DeLone credits the arrival of various companies as well as the increased diversification of the local economy for making the area better prepared for another downturn. The agency is also courting international travelers to help offset any dip in domestic travel.
The RSCVA, for example, is working with various partners overseas to attract Chinese travelers as part of a new program to make the area more China-friendly. Efforts include increased marketing of the area and having local businesses adopt popular forms of payment used by Chinese tourists such as Alipay.
Higher visitation numbers have certainly been good for the RSCVA’s bottom line.
With taxable room revenue jumping from $231.5 million during the 2012 fiscal year to $347.4 million during the 2017 fiscal year, the organization has seen a corresponding rise to its marketing budget.
In the 2012 fiscal year, for example, the organization’s total sales and marketing budget was $1.6 million, limiting the number of markets that RSCVA could advertise and run marketing campaigns in. For the upcoming fiscal year, its board approved a sales and marketing budget totaling nearly $10.7 million, which includes surplus money rolled over from the previous year.
It’s still small compared to the Las Vegas Convention and Visitors Authority, which sets aside $95 million of its $140 million sales and marketing budget for advertising alone.
For a market the size of Reno, however, it’s a sizable investment.
A time lapse view during day 1 of the Great Reno Balloon Race in Rancho San Rafael Regional Park.
The increased funding allowed the organization to increase marketing in the Bay Area as well as Los Angeles and Seattle. The RSCVA also increased its regional sales representatives to nine and regional offices to eight, including Sacramento, Las Vegas, Atlanta and Chicago.
“Our increased marketing and sales budget has increased average daily rates at our resorts and overall positive awareness and visitation to the community,” said RSCVA CEO DeLone.
Some members of the RSCVA board, however, believe that it could do better.
Nat Carasali, a founding partner of the Peppermill Resort Spa Casino, questioned why the RSCVA’s room night targets looked flat given the momentum seen in the area, especially with the arrival of Safari Club and Interbike. Room nights grew from 236,283 in the 2017 fiscal year to an estimated 309,425 for the 2018 fiscal year. Room night goals for the 2019 fiscal year were lowered to 280,000.
Carasali balked when told that certain goals were lower from other markets due to new staff.

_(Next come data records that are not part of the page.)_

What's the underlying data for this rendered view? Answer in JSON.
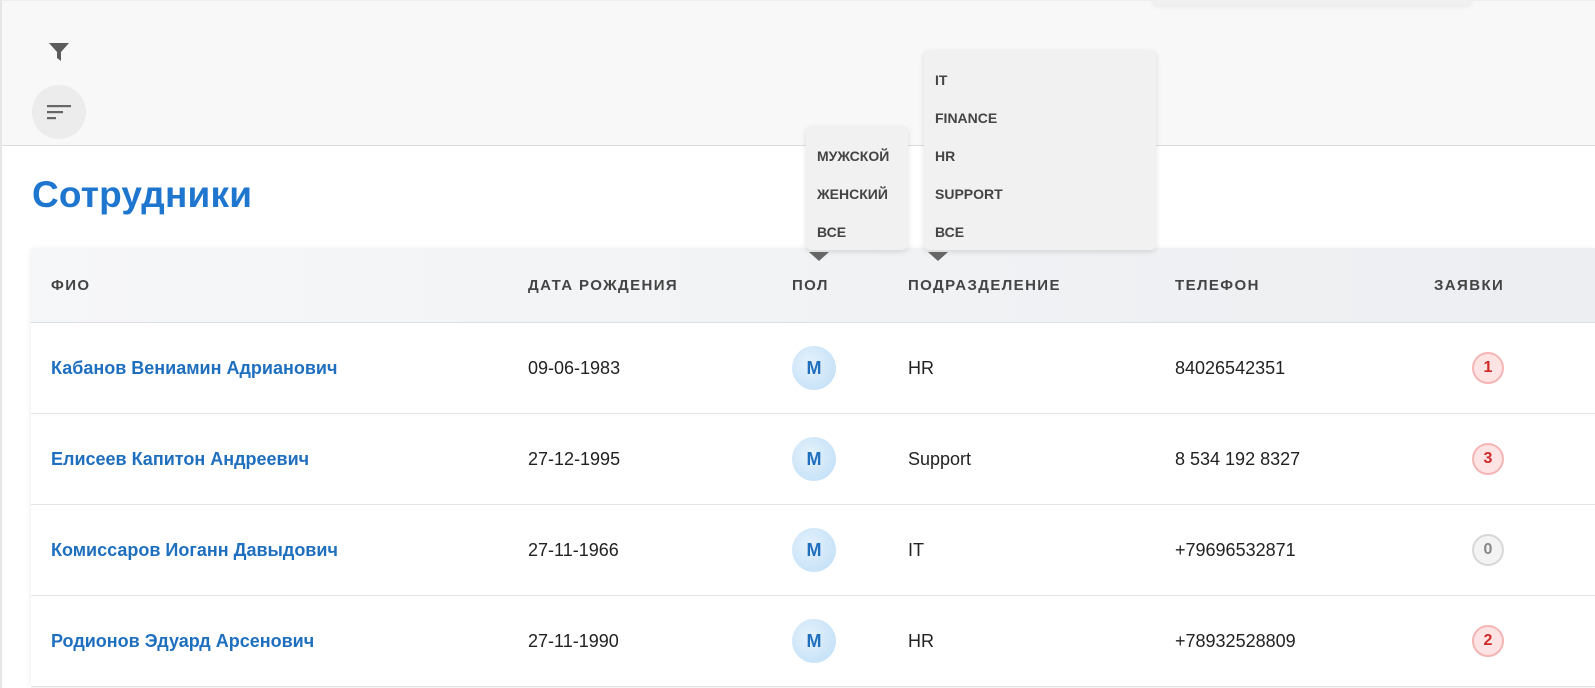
{
  "page": {
    "title": "Сотрудники"
  },
  "toolbar": {
    "filter_icon": "filter-icon",
    "sort_icon": "sort-icon"
  },
  "table": {
    "headers": {
      "name": "ФИО",
      "birth": "ДАТА РОЖДЕНИЯ",
      "gender": "ПОЛ",
      "dept": "ПОДРАЗДЕЛЕНИЕ",
      "phone": "ТЕЛЕФОН",
      "requests": "ЗАЯВКИ"
    },
    "rows": [
      {
        "name": "Кабанов Вениамин Адрианович",
        "birth": "09-06-1983",
        "gender": "М",
        "dept": "HR",
        "phone": "84026542351",
        "requests": "1"
      },
      {
        "name": "Елисеев Капитон Андреевич",
        "birth": "27-12-1995",
        "gender": "М",
        "dept": "Support",
        "phone": "8 534 192 8327",
        "requests": "3"
      },
      {
        "name": "Комиссаров Иоганн Давыдович",
        "birth": "27-11-1966",
        "gender": "М",
        "dept": "IT",
        "phone": "+79696532871",
        "requests": "0"
      },
      {
        "name": "Родионов Эдуард Арсенович",
        "birth": "27-11-1990",
        "gender": "М",
        "dept": "HR",
        "phone": "+78932528809",
        "requests": "2"
      }
    ]
  },
  "gender_filter": {
    "options": [
      "МУЖСКОЙ",
      "ЖЕНСКИЙ",
      "ВСЕ"
    ]
  },
  "dept_filter": {
    "options": [
      "IT",
      "FINANCE",
      "HR",
      "SUPPORT",
      "ВСЕ"
    ]
  },
  "colors": {
    "accent": "#1f76cf",
    "badge_red": "#d02828",
    "badge_gray": "#888888"
  }
}
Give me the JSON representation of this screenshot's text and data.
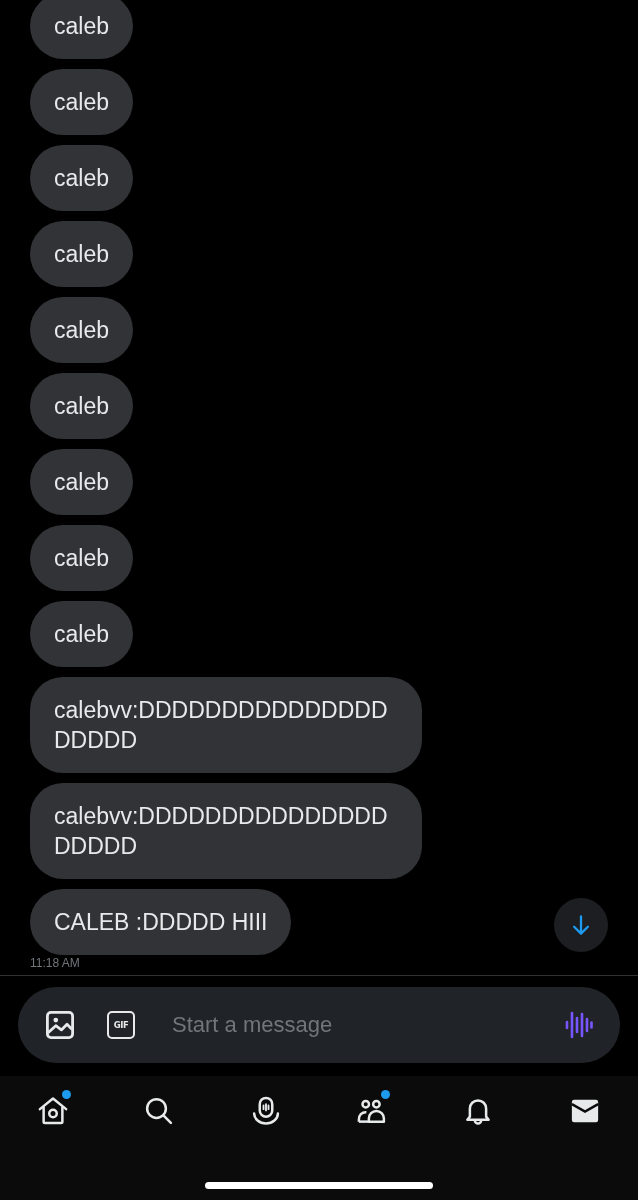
{
  "conversation": {
    "messages": [
      {
        "text": "caleb"
      },
      {
        "text": "caleb"
      },
      {
        "text": "caleb"
      },
      {
        "text": "caleb"
      },
      {
        "text": "caleb"
      },
      {
        "text": "caleb"
      },
      {
        "text": "caleb"
      },
      {
        "text": "caleb"
      },
      {
        "text": "caleb"
      },
      {
        "text": "calebvv:DDDDDDDDDDDDDDDDDDDD"
      },
      {
        "text": "calebvv:DDDDDDDDDDDDDDDDDDDD"
      },
      {
        "text": "CALEB :DDDDD HIII"
      }
    ],
    "timestamp": "11:18 AM"
  },
  "composer": {
    "gif_label": "GIF",
    "placeholder": "Start a message"
  },
  "nav": [
    {
      "kind": "home",
      "selected": false,
      "badge": true
    },
    {
      "kind": "search",
      "selected": false,
      "badge": false
    },
    {
      "kind": "spaces",
      "selected": false,
      "badge": false
    },
    {
      "kind": "communities",
      "selected": false,
      "badge": true
    },
    {
      "kind": "notifications",
      "selected": false,
      "badge": false
    },
    {
      "kind": "messages",
      "selected": true,
      "badge": false
    }
  ]
}
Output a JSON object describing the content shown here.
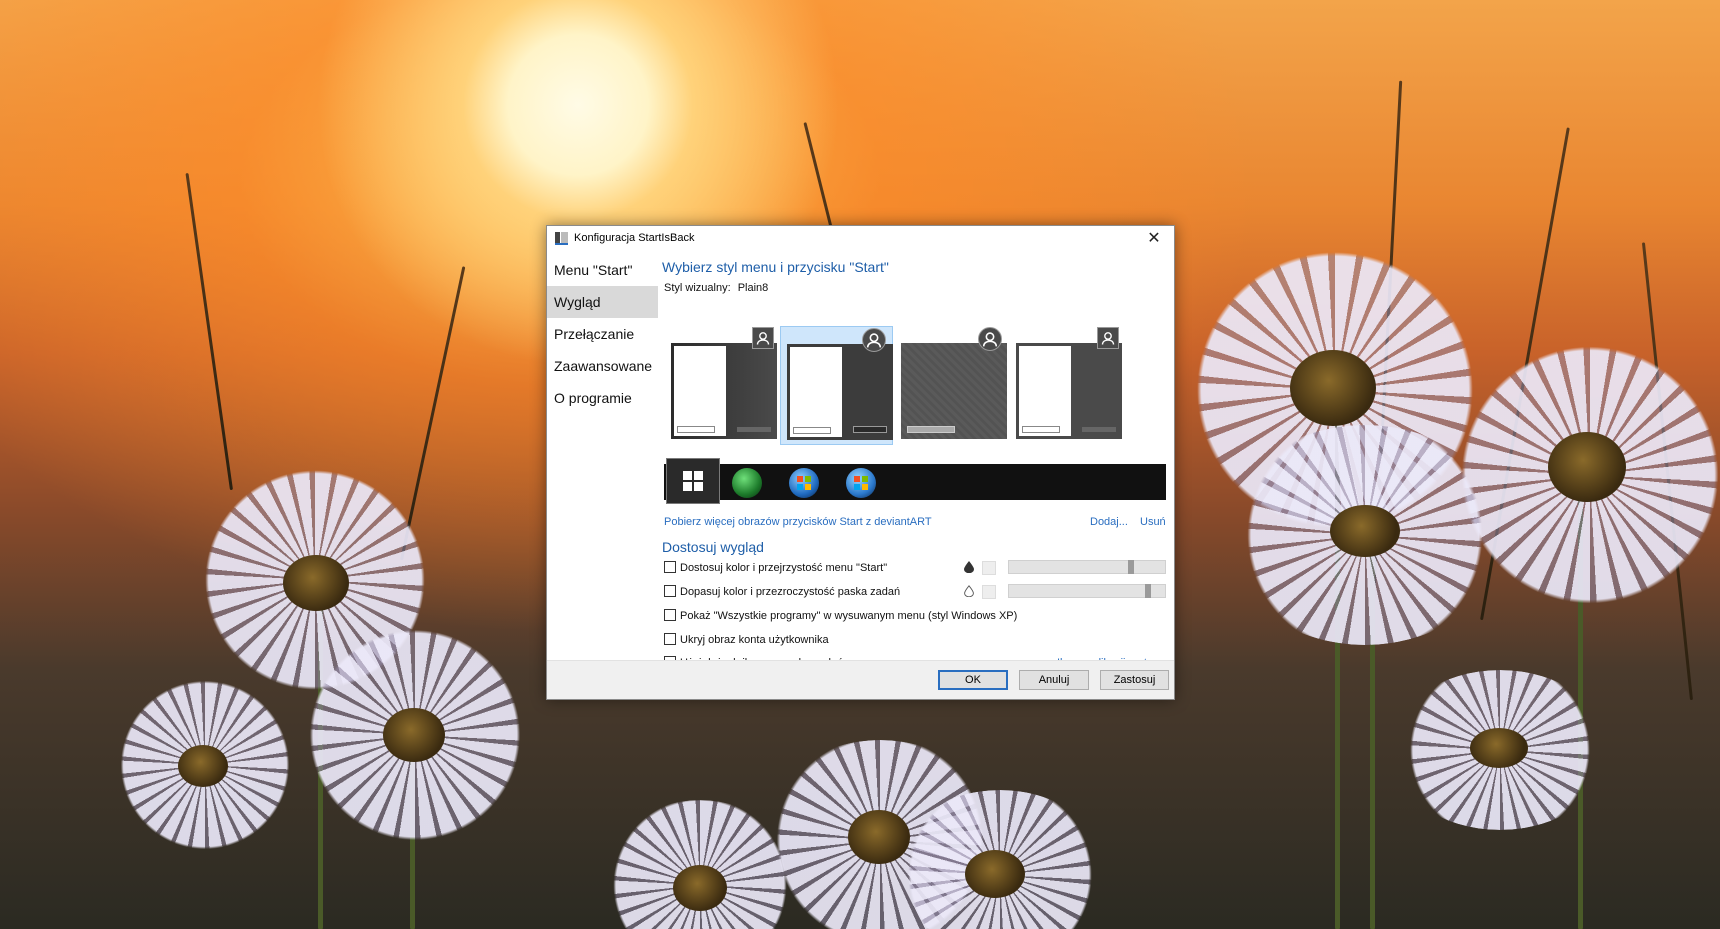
{
  "window": {
    "title": "Konfiguracja StartIsBack",
    "close_glyph": "✕"
  },
  "nav": {
    "items": [
      {
        "label": "Menu \"Start\""
      },
      {
        "label": "Wygląd"
      },
      {
        "label": "Przełączanie"
      },
      {
        "label": "Zaawansowane"
      },
      {
        "label": "O programie"
      }
    ],
    "selected": "Wygląd"
  },
  "appearance": {
    "heading": "Wybierz styl menu i przycisku \"Start\"",
    "visual_style_label": "Styl wizualny:",
    "visual_style_value": "Plain8",
    "styles_selected_index": 1,
    "download_link": "Pobierz więcej obrazów przycisków Start z deviantART",
    "add_link": "Dodaj...",
    "remove_link": "Usuń"
  },
  "customize": {
    "heading": "Dostosuj wygląd",
    "options": [
      {
        "label": "Dostosuj kolor i przejrzystość menu \"Start\"",
        "checked": false
      },
      {
        "label": "Dopasuj kolor i przezroczystość paska zadań",
        "checked": false
      },
      {
        "label": "Pokaż \"Wszystkie programy\" w wysuwanym menu (styl Windows XP)",
        "checked": false
      },
      {
        "label": "Ukryj obraz konta użytkownika",
        "checked": false
      },
      {
        "label": "Użyj dużych ikon na pasku zadań",
        "checked": false
      }
    ],
    "metro_link": "Ikony aplikacji metro...",
    "menu_transparency": 0.72,
    "taskbar_transparency": 0.85
  },
  "buttons": {
    "ok": "OK",
    "cancel": "Anuluj",
    "apply": "Zastosuj"
  },
  "colors": {
    "accent": "#2a6ec0",
    "heading": "#1e5ea8",
    "selected_nav": "#d9d9d9",
    "selected_thumb": "#cfe6fb"
  }
}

“We should expect more of the people you hire,” Carasali told RSCVA staff during the May meeting. “We’re spending a lot of money.”
Larraguetta, meanwhile, noted that the numbers being presented involve booked room nights, which look several years in advance and already include projected numbers from the Safari Club and Interbike shows. Getting new shows each year at the scale of those two events — the biggest seen in the area — is going to be easier said than done, he added.
Air travel was another factor mentioned in relation to the target numbers. Although Reno-Tahoe International Airport has seen a lot of improvement since the recession, including its first passenger increase in a decade in 2016 as well as recently hitting the 4.1 million passenger mark, flight availability continue to be an issue when attracting larger conventions to the area.
“We still need to do more in air service,” said RSCVA Board Member Rick Murdock, who also served two terms on the Reno-Tahoe Airport Authority board. “If you don’t have that airport hub, we’re in a little bit of trouble because that’s how conventions and corporate travel get here.”
The airport is projecting passenger counts to grow to 6.5 million by 2036.
DeLone also mentioned that the RSCVA team inherited the goals in question from the strategic long-term plan — a plan that the board agreed to. Board Chairman Lucey, however, says it might be time to look at the plan once more and strike while the iron is hot.
“Now that we’ve seen everything, we need to start re-evaluating,” Lucey said. “The marketing’s working well … and we’re going in the right direction. However, we can do more.”